(Web page and app entries)
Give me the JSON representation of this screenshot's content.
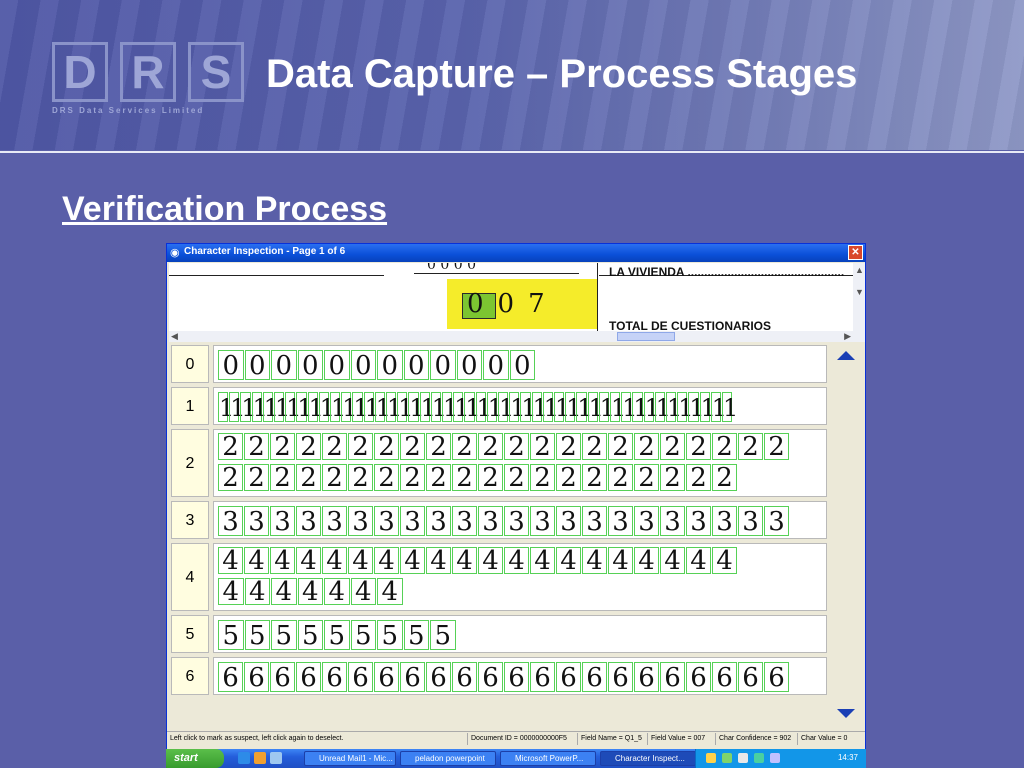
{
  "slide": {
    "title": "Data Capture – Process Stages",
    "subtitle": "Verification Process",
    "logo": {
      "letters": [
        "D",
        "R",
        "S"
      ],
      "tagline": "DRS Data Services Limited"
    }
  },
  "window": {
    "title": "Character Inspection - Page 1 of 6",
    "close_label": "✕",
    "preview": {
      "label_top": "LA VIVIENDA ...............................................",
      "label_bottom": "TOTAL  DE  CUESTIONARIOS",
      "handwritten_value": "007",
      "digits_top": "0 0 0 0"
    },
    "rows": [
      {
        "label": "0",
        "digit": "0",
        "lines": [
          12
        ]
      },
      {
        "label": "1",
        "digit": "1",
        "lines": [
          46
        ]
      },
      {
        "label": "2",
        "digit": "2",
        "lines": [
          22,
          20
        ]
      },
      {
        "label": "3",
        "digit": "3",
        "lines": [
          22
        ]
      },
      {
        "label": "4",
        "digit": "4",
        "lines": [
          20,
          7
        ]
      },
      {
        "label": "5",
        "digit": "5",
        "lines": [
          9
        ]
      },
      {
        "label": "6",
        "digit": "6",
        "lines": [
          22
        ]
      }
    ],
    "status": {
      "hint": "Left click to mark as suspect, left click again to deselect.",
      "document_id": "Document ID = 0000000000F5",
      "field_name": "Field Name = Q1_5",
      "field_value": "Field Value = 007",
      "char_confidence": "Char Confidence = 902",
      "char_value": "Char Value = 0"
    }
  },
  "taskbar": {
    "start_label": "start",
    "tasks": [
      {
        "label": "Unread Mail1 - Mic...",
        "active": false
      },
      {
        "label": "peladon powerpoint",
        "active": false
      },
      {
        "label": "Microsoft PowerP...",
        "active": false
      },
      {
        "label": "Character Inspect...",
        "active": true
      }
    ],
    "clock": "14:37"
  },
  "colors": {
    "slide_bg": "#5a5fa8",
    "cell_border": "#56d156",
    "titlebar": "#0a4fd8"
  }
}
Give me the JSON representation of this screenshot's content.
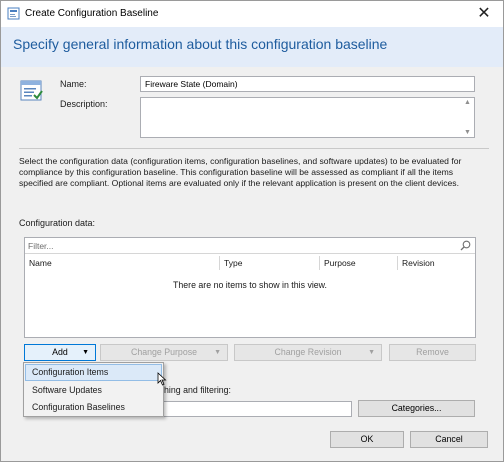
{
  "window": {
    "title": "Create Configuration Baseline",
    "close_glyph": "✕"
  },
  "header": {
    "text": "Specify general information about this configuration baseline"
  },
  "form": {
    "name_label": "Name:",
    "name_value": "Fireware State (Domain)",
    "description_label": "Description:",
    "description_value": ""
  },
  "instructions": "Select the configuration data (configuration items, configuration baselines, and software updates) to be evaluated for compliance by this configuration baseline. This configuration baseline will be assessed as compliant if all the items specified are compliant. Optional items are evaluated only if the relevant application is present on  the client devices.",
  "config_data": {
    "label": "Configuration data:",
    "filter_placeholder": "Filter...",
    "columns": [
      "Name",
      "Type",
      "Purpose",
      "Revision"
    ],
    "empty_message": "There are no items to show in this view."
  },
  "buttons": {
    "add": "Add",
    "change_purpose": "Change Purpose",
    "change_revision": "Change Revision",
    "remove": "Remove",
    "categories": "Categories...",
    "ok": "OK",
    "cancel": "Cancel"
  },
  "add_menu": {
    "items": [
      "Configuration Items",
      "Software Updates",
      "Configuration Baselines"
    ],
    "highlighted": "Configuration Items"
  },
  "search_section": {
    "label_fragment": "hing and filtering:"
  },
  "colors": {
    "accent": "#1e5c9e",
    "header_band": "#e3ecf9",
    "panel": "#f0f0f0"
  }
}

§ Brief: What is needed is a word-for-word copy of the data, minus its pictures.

§ Worked solution:
Give me the JSON representation of this screenshot's content.
{
  "slide": {
    "title": "Data Capture – Process Stages",
    "subtitle": "Verification Process",
    "logo": {
      "letters": [
        "D",
        "R",
        "S"
      ],
      "tagline": "DRS Data Services Limited"
    }
  },
  "window": {
    "title": "Character Inspection - Page 1 of 6",
    "close_label": "✕",
    "preview": {
      "label_top": "LA VIVIENDA ...............................................",
      "label_bottom": "TOTAL  DE  CUESTIONARIOS",
      "handwritten_value": "007",
      "digits_top": "0 0 0 0"
    },
    "rows": [
      {
        "label": "0",
        "digit": "0",
        "lines": [
          12
        ]
      },
      {
        "label": "1",
        "digit": "1",
        "lines": [
          46
        ]
      },
      {
        "label": "2",
        "digit": "2",
        "lines": [
          22,
          20
        ]
      },
      {
        "label": "3",
        "digit": "3",
        "lines": [
          22
        ]
      },
      {
        "label": "4",
        "digit": "4",
        "lines": [
          20,
          7
        ]
      },
      {
        "label": "5",
        "digit": "5",
        "lines": [
          9
        ]
      },
      {
        "label": "6",
        "digit": "6",
        "lines": [
          22
        ]
      }
    ],
    "status": {
      "hint": "Left click to mark as suspect, left click again to deselect.",
      "document_id": "Document ID = 0000000000F5",
      "field_name": "Field Name = Q1_5",
      "field_value": "Field Value = 007",
      "char_confidence": "Char Confidence = 902",
      "char_value": "Char Value = 0"
    }
  },
  "taskbar": {
    "start_label": "start",
    "tasks": [
      {
        "label": "Unread Mail1 - Mic...",
        "active": false
      },
      {
        "label": "peladon powerpoint",
        "active": false
      },
      {
        "label": "Microsoft PowerP...",
        "active": false
      },
      {
        "label": "Character Inspect...",
        "active": true
      }
    ],
    "clock": "14:37"
  },
  "colors": {
    "slide_bg": "#5a5fa8",
    "cell_border": "#56d156",
    "titlebar": "#0a4fd8"
  }
}
Give me the JSON representation of this screenshot's content.
{
  "window": {
    "title": "Create Configuration Baseline",
    "close_glyph": "✕"
  },
  "header": {
    "text": "Specify general information about this configuration baseline"
  },
  "form": {
    "name_label": "Name:",
    "name_value": "Fireware State (Domain)",
    "description_label": "Description:",
    "description_value": ""
  },
  "instructions": "Select the configuration data (configuration items, configuration baselines, and software updates) to be evaluated for compliance by this configuration baseline. This configuration baseline will be assessed as compliant if all the items specified are compliant. Optional items are evaluated only if the relevant application is present on  the client devices.",
  "config_data": {
    "label": "Configuration data:",
    "filter_placeholder": "Filter...",
    "columns": [
      "Name",
      "Type",
      "Purpose",
      "Revision"
    ],
    "empty_message": "There are no items to show in this view."
  },
  "buttons": {
    "add": "Add",
    "change_purpose": "Change Purpose",
    "change_revision": "Change Revision",
    "remove": "Remove",
    "categories": "Categories...",
    "ok": "OK",
    "cancel": "Cancel"
  },
  "add_menu": {
    "items": [
      "Configuration Items",
      "Software Updates",
      "Configuration Baselines"
    ],
    "highlighted": "Configuration Items"
  },
  "search_section": {
    "label_fragment": "hing and filtering:"
  },
  "colors": {
    "accent": "#1e5c9e",
    "header_band": "#e3ecf9",
    "panel": "#f0f0f0"
  }
}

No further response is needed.